Palmer’s Trek, the unwatched frontier. These are the voyages of Agent Palmer. On his continuing mission: to explore Star Trek. To seek out its numerous series and movies. To boldly go where many fans have gone before!
A direct sequel to Star Trek II: The Wrath of Khan, Star Trek III: The Search for Spock is, as I write this, my favorite of the films in this franchise because, even more than its direct predecessor, this is an even more of a direct return to the Original Series.
It’s a bit shorter than the previous two films, but it never lags for a moment. It has an element of the unknown and the essence of time is ever present. The villains are good, and our fearless leader Admiral Kirk needs to use his brain and brawn to survive.
The premise is that a rogue Klingon crew headed by Kruge, the magnificent Christopher Lloyd, are after the Genesis Device and its planet from the previous film, not as a way to create life but as a destructive weapon.

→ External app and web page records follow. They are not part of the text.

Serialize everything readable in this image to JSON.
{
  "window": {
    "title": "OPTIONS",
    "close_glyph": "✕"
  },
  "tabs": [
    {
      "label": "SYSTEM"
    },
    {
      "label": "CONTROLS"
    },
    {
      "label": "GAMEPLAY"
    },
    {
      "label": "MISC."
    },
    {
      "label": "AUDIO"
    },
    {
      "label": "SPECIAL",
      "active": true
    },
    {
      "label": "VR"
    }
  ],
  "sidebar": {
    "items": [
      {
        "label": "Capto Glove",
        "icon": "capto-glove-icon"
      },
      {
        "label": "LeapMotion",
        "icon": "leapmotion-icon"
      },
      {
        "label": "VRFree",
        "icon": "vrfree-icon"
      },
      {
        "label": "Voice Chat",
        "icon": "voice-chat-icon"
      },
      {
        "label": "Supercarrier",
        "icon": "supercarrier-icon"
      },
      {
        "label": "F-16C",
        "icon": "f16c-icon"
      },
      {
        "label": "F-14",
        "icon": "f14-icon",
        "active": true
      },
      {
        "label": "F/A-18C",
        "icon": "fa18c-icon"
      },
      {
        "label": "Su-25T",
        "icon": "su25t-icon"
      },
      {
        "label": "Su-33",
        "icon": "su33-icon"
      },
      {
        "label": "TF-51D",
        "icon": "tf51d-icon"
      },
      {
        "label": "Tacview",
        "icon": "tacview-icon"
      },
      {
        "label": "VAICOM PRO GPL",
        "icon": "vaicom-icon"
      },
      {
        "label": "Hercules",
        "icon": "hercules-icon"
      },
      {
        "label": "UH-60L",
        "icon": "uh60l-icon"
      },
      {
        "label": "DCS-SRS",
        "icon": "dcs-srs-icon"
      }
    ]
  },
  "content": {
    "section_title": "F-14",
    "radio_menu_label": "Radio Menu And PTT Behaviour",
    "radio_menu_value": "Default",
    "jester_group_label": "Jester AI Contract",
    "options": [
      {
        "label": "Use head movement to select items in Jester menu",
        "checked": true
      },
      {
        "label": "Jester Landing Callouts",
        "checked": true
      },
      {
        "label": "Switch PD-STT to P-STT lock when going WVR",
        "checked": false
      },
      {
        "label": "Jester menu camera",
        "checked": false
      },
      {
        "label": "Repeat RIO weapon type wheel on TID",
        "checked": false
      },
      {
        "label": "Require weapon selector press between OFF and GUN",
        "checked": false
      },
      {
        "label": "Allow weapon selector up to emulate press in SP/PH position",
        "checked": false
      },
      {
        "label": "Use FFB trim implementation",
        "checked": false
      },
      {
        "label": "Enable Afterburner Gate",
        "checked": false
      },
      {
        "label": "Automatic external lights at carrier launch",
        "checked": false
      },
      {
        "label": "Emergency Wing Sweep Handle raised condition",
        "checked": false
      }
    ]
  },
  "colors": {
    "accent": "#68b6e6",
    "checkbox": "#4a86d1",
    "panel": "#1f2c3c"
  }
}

Meanwhile, Kirk, still reeling from the loss of Spock, is about to have something else to mourn, the decommissioning of the Enterprise. While discussing it with fellow member of the brass, Admiral Morrow, we get some great insight into the rest of the film.
Kirk is asking Morrow to give him a ship and access to the now quarantined planet Genesis to go after Spock’s body. Morrow responds with, “Out of the question, my friend! The Council has ordered that no one but the science team goes to Genesis! Jim, your life and your career stand for rationality, not intellectual chaos. Keep up this emotional behavior and you’ll lose everything. You’ll destroy yourself! Do you understand me, Jim?”
While Kirk responds with, “I had to try,” he’s got that look in his eye like something more is afoot, and of course it is. This is what I’m here for and why I love this film. Kirk, along with a crew of McCoy, Scotty, Sulu, and Chekov, and Lt. Uhura’s help, take back the Enterprise and head off to Genesis.
There are two things of importance here. First, they take off, basically in their civilian clothes, which is why for a good portion of the rest of this film, Kirk looks like the Fonz, popped collar and all, and just as if not more important, is the stealing of their own ship.
This concept is getting back to the swashbuckling Captain Kirk of the original series, where he would do what needed to be done, often in spite of Starfleet regulations. This is precisely why this movie is my favorite so far, and there are other things.
I believe that the hand-to-hand fight between Kruge and Kirk is a better fight sequence than Kirk vs the Gorn. I believe that Robyn Curtis portrays a better Lt. Saavik than Kirstie Alley did in the previous film. But let’s talk about the opening credits for a moment here. On one hand I believe that the opening credits help me out because it notifies me that there is a new actor portraying Lt. Saavik, however, on the other hand spoiled the return of Spock’s father because I saw Mark Lenard’s name who plays Sarek. So I wasn’t really surprised, perhaps I wasn’t supposed to be, when Sarek appears at Kirk’s door. You take the good with the bad.
Like many fans of the original series, the fact that Spock chooses to mind meld with McCoy is pure perfection. “That green-blooded son of a bitch! It’s his revenge for all the arguments he lost.” Perhaps, but it’s also a sign that Spock and McCoy’s relationship also grew over time like Spock and Kirk’s. Perhaps, like a volcano, it was just bubbling there under the surface with a thick mantle of respect dotted with mountains of animosity.
The language game has been magnified as well, with a central plot point being Captain Kirk’s use of the Klingon language. How much he really grasps is, well, not determined in this film, but he knows enough.
Now, I don’t know how much of my love for this film is because it’s directed by Leonard Nimoy, who was an integral part of not just the franchise but the original series that I first fell in love with, but it can’t be just a coincidence that this film returns to that original form more than either of the previous two. And yes this is a reiteration, but it’s important, because that’s why this is my favorite film in the franchise so far!
This film has all of the emotion and adventure of the classic television series. The only difference is that it’s on a larger scale and there is one very instrumental piece of the franchise that is missing as the movie comes to it’s close with …AND THE ADVENTURE CONTINUES…
I am aware the adventure continues, but I wonder on what ship, since we saw the entire destruction of the Enterprise in a BIG BADA BOOM fireball. That ship has been as much a character as any named crew member. It’s a ship that is integral to the entire franchise up to this point as it is not only Captain Kirk’s ship, it was Captain Pike’s ship, and it’s really the only ship in the fleet that matters…
And that destruction did come as a shock. Throughout the franchise thus far, fans have seen the self-destruct sequence initiated a few times before, but never did it actually end with explosive results. It’s usually just a bluff, and until the final actual explosion, it’s what I thought would happen again.
The adventure continuing without it seems illogical, and yet the adventure will continue. I don’t know if it’ll be a retcon or an Enterprise II, but I look forward to what the next film has in store as, so far, they keep getting better and better.